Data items
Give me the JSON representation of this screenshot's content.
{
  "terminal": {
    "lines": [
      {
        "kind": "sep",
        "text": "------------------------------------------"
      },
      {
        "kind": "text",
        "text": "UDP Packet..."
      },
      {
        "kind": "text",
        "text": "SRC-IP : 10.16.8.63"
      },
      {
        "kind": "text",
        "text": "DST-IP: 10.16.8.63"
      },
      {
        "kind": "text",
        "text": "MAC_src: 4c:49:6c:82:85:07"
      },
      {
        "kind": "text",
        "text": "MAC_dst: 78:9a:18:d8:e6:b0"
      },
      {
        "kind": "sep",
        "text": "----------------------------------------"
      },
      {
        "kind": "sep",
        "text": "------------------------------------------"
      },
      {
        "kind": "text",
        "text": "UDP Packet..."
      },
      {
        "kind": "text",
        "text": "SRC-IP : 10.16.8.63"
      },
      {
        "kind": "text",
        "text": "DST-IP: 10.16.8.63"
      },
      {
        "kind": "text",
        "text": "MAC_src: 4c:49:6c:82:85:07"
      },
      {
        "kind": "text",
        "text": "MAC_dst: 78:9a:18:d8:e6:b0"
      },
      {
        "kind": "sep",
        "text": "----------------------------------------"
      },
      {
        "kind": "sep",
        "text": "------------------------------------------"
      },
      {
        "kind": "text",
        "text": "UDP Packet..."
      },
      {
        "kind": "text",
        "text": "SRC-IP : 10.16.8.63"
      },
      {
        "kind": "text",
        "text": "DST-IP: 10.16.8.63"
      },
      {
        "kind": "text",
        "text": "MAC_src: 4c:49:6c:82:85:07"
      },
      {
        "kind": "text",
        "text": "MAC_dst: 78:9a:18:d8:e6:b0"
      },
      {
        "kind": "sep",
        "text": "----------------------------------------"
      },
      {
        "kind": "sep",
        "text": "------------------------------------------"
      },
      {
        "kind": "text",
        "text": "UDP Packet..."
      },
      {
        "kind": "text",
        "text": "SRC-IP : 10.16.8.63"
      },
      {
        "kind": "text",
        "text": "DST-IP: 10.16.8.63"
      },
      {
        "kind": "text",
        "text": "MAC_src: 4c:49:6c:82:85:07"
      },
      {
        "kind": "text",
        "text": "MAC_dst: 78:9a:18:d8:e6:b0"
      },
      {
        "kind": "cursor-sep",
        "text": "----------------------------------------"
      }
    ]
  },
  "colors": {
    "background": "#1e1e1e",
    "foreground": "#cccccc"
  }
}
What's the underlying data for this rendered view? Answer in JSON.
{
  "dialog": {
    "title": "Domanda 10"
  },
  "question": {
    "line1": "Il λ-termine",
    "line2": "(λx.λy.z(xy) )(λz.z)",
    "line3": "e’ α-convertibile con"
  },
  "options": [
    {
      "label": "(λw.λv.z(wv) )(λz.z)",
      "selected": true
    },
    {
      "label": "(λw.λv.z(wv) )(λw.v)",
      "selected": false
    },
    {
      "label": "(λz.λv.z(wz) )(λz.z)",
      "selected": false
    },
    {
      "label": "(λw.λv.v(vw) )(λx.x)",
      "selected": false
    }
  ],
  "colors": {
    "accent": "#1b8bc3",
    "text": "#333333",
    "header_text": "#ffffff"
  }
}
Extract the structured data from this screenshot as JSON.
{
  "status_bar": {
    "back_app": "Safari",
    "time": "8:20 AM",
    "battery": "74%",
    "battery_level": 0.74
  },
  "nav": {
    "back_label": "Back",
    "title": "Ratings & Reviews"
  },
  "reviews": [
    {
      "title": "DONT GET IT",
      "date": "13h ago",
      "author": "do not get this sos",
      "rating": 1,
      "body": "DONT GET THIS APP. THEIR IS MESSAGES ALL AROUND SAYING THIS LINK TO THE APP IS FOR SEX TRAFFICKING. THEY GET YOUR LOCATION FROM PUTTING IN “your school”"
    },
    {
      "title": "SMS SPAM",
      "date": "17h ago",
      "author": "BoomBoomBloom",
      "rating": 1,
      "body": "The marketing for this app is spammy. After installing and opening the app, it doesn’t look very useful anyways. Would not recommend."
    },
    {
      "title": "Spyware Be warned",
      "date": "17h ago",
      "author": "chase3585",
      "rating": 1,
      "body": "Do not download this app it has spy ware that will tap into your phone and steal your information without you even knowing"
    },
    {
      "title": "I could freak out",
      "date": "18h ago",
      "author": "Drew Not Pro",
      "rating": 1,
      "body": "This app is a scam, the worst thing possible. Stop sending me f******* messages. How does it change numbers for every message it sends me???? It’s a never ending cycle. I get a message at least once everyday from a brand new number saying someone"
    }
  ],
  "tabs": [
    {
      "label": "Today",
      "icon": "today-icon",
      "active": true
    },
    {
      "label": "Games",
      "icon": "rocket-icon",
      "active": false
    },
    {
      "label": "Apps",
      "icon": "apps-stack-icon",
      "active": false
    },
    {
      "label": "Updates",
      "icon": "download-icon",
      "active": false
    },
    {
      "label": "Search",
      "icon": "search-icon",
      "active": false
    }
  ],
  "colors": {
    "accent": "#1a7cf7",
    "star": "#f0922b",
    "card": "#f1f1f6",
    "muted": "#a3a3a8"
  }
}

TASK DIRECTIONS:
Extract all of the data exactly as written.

WRITTEN SOLUTION:
Give me the JSON representation of this screenshot's content.
{
  "terminal": {
    "lines": [
      {
        "kind": "sep",
        "text": "------------------------------------------"
      },
      {
        "kind": "text",
        "text": "UDP Packet..."
      },
      {
        "kind": "text",
        "text": "SRC-IP : 10.16.8.63"
      },
      {
        "kind": "text",
        "text": "DST-IP: 10.16.8.63"
      },
      {
        "kind": "text",
        "text": "MAC_src: 4c:49:6c:82:85:07"
      },
      {
        "kind": "text",
        "text": "MAC_dst: 78:9a:18:d8:e6:b0"
      },
      {
        "kind": "sep",
        "text": "----------------------------------------"
      },
      {
        "kind": "sep",
        "text": "------------------------------------------"
      },
      {
        "kind": "text",
        "text": "UDP Packet..."
      },
      {
        "kind": "text",
        "text": "SRC-IP : 10.16.8.63"
      },
      {
        "kind": "text",
        "text": "DST-IP: 10.16.8.63"
      },
      {
        "kind": "text",
        "text": "MAC_src: 4c:49:6c:82:85:07"
      },
      {
        "kind": "text",
        "text": "MAC_dst: 78:9a:18:d8:e6:b0"
      },
      {
        "kind": "sep",
        "text": "----------------------------------------"
      },
      {
        "kind": "sep",
        "text": "------------------------------------------"
      },
      {
        "kind": "text",
        "text": "UDP Packet..."
      },
      {
        "kind": "text",
        "text": "SRC-IP : 10.16.8.63"
      },
      {
        "kind": "text",
        "text": "DST-IP: 10.16.8.63"
      },
      {
        "kind": "text",
        "text": "MAC_src: 4c:49:6c:82:85:07"
      },
      {
        "kind": "text",
        "text": "MAC_dst: 78:9a:18:d8:e6:b0"
      },
      {
        "kind": "sep",
        "text": "----------------------------------------"
      },
      {
        "kind": "sep",
        "text": "------------------------------------------"
      },
      {
        "kind": "text",
        "text": "UDP Packet..."
      },
      {
        "kind": "text",
        "text": "SRC-IP : 10.16.8.63"
      },
      {
        "kind": "text",
        "text": "DST-IP: 10.16.8.63"
      },
      {
        "kind": "text",
        "text": "MAC_src: 4c:49:6c:82:85:07"
      },
      {
        "kind": "text",
        "text": "MAC_dst: 78:9a:18:d8:e6:b0"
      },
      {
        "kind": "cursor-sep",
        "text": "----------------------------------------"
      }
    ]
  },
  "colors": {
    "background": "#1e1e1e",
    "foreground": "#cccccc"
  }
}
What's the underlying data for this rendered view? Answer in JSON.
{
  "dialog": {
    "title": "Domanda 10"
  },
  "question": {
    "line1": "Il λ-termine",
    "line2": "(λx.λy.z(xy) )(λz.z)",
    "line3": "e’ α-convertibile con"
  },
  "options": [
    {
      "label": "(λw.λv.z(wv) )(λz.z)",
      "selected": true
    },
    {
      "label": "(λw.λv.z(wv) )(λw.v)",
      "selected": false
    },
    {
      "label": "(λz.λv.z(wz) )(λz.z)",
      "selected": false
    },
    {
      "label": "(λw.λv.v(vw) )(λx.x)",
      "selected": false
    }
  ],
  "colors": {
    "accent": "#1b8bc3",
    "text": "#333333",
    "header_text": "#ffffff"
  }
}
Extract the structured data from this screenshot as JSON.
{
  "status_bar": {
    "back_app": "Safari",
    "time": "8:20 AM",
    "battery": "74%",
    "battery_level": 0.74
  },
  "nav": {
    "back_label": "Back",
    "title": "Ratings & Reviews"
  },
  "reviews": [
    {
      "title": "DONT GET IT",
      "date": "13h ago",
      "author": "do not get this sos",
      "rating": 1,
      "body": "DONT GET THIS APP. THEIR IS MESSAGES ALL AROUND SAYING THIS LINK TO THE APP IS FOR SEX TRAFFICKING. THEY GET YOUR LOCATION FROM PUTTING IN “your school”"
    },
    {
      "title": "SMS SPAM",
      "date": "17h ago",
      "author": "BoomBoomBloom",
      "rating": 1,
      "body": "The marketing for this app is spammy. After installing and opening the app, it doesn’t look very useful anyways. Would not recommend."
    },
    {
      "title": "Spyware Be warned",
      "date": "17h ago",
      "author": "chase3585",
      "rating": 1,
      "body": "Do not download this app it has spy ware that will tap into your phone and steal your information without you even knowing"
    },
    {
      "title": "I could freak out",
      "date": "18h ago",
      "author": "Drew Not Pro",
      "rating": 1,
      "body": "This app is a scam, the worst thing possible. Stop sending me f******* messages. How does it change numbers for every message it sends me???? It’s a never ending cycle. I get a message at least once everyday from a brand new number saying someone"
    }
  ],
  "tabs": [
    {
      "label": "Today",
      "icon": "today-icon",
      "active": true
    },
    {
      "label": "Games",
      "icon": "rocket-icon",
      "active": false
    },
    {
      "label": "Apps",
      "icon": "apps-stack-icon",
      "active": false
    },
    {
      "label": "Updates",
      "icon": "download-icon",
      "active": false
    },
    {
      "label": "Search",
      "icon": "search-icon",
      "active": false
    }
  ],
  "colors": {
    "accent": "#1a7cf7",
    "star": "#f0922b",
    "card": "#f1f1f6",
    "muted": "#a3a3a8"
  }
}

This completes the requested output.